Later life and religious work 
With Thomas Hezmalhalch he founded the Apostolic Faith Mission of South Africa in 1908, which attracted many of the early Zionists led by Pieter L. le Roux of Wakkerstroom. Le Roux took over the leadership of the Apostolic Faith Mission when Lake returned to America, and Le Roux led it for 30 years.
Just six months after Lake's arrival in South Africa, his first wife, Jennie, died on December 22, 1908. "Lake recorded that she died of a stroke." Lake returned to America on February 1, 1913, and married Florence Switzer on November 27, 1913. Lake's comment on this second marriage was, "Men in these days consider themselves to be happily married once. I have been especially blessed in that I have been happily married twice." From this marriage five children were born.
Lake eventually became an elder in the church. It was here that he began to practice "divine healing". From 1915 to 1920, Lake ran "Healing Rooms," a healing center in Spokane, Washington. In 1920, he moved to Portland, Oregon, for a similar ministry that lasted for a few years. He later returned to Spokane and practiced his healing ministry until his death. In 1935, Lake suffered a serious stroke and died a fortnight later, on September 16, 1935, at age 65.
Several books have been written recording Lake's experiences and the miracles attributed to Lake.
Lake's history has served as a guide to other ministries, such as Curry R. Blake's "John G. Lake Ministries," based in Dallas, TX, (www.jglm.org) and Healing Rooms Ministries, led by Cal Pierce, headquartered in Spokane, Washington.

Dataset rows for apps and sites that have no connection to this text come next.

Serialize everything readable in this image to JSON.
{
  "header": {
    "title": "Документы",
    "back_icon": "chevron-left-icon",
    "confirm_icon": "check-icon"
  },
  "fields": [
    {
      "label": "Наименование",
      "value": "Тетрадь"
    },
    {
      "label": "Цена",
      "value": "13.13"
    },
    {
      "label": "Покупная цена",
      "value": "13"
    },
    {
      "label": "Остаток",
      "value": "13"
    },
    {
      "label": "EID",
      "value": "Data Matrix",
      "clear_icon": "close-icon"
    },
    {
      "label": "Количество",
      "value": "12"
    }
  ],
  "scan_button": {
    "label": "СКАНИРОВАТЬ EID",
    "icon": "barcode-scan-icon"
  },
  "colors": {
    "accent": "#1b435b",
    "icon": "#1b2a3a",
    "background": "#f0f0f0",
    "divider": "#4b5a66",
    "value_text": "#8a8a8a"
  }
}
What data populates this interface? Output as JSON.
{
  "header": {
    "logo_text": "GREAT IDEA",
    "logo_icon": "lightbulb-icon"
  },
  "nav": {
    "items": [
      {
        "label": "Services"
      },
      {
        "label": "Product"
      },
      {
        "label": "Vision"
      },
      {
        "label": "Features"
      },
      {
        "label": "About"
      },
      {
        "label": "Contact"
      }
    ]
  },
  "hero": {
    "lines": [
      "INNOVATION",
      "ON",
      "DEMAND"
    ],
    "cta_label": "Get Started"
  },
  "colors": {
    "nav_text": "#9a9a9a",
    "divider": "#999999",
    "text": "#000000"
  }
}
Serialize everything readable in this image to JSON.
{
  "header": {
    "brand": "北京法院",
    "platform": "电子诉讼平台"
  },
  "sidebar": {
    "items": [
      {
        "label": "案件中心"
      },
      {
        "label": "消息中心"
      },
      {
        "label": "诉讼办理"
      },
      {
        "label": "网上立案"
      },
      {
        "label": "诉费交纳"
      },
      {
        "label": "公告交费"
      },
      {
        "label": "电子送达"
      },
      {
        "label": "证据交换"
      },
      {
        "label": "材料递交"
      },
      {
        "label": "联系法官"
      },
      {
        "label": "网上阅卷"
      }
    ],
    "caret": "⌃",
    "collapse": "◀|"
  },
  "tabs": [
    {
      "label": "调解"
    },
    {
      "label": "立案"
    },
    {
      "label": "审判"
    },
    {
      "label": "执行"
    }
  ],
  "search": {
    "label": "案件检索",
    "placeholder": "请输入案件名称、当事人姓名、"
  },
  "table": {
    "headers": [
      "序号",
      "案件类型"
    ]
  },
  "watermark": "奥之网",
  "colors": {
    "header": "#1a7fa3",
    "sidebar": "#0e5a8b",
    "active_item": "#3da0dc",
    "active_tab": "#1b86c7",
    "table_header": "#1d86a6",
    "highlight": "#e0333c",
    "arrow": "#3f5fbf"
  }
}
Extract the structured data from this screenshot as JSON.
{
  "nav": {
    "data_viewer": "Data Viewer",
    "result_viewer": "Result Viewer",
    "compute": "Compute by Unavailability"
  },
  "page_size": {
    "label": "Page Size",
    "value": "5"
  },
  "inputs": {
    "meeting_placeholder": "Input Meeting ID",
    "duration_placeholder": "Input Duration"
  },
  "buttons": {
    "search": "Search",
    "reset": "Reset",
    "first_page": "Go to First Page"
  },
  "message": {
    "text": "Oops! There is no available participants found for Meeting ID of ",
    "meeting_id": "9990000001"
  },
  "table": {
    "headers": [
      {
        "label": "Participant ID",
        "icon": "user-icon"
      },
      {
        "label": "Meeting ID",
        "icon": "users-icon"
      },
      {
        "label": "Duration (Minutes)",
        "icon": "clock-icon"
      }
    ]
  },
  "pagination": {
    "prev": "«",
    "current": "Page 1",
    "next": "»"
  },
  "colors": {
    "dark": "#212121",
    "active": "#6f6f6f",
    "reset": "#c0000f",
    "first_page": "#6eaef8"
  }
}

In 1987, Wilford Reidt (the son-in-law of Lake) and his wife, Gertrude (Lake's daughter) passed the leadership of their ministry to Curry R. Blake. Blake was named the General Overseer of the International Apostolic Council, an organization founded by John G. Lake in 1914. Today, the ministry establishes "John G. Lake Healing Rooms" and trains Christians in divine healing.
In 1999, the Healing Rooms in Spokane, Washington were opened, which are not affiliated with John G. Lake Ministries. The Healing Rooms place an emphasis on not only serving the city of Spokane, but in duplicating the ministry of healing globally, with currently 2,002 Healing Rooms in 58 nations.
Notes and references 
- Lawrence H. Officer and Samuel H. Williamson, "Purchasing Power of Money in the United States from 1774 to 2008," MeasuringWorth, 2009.
Further reading 
- Chandomba, Lyton, "The History of Apostolic Faith Mission and other Pentecostal Missions in South Africa" (2007). ISBN 978-1-4259-9739-7. (A recent book published commemorating the 100th anniversary of the Apostolic Faith Mission (AFM) of South Africa and giving additional insight into John G. Lake's involvement in the foundation of the AFM up until February 1913 when he returned to the United States.)
- Liardon, Roberts, "John G. Lake: The Complete Collection of His Life Teachings" (1999), Whitaker House. ISBN 978-0-88368-568-6.
- Lindsay, G., "John G. Lake - Apostle to Africa" (1972)
- Lindsay, G., "Sketches from the Life and Ministry of John G. Lake" (1952)
- Kenneth Copeland Publications, "John G. Lake, His Life, His Sermons, His Boldness of Faith" ISBN 0-88114-962-4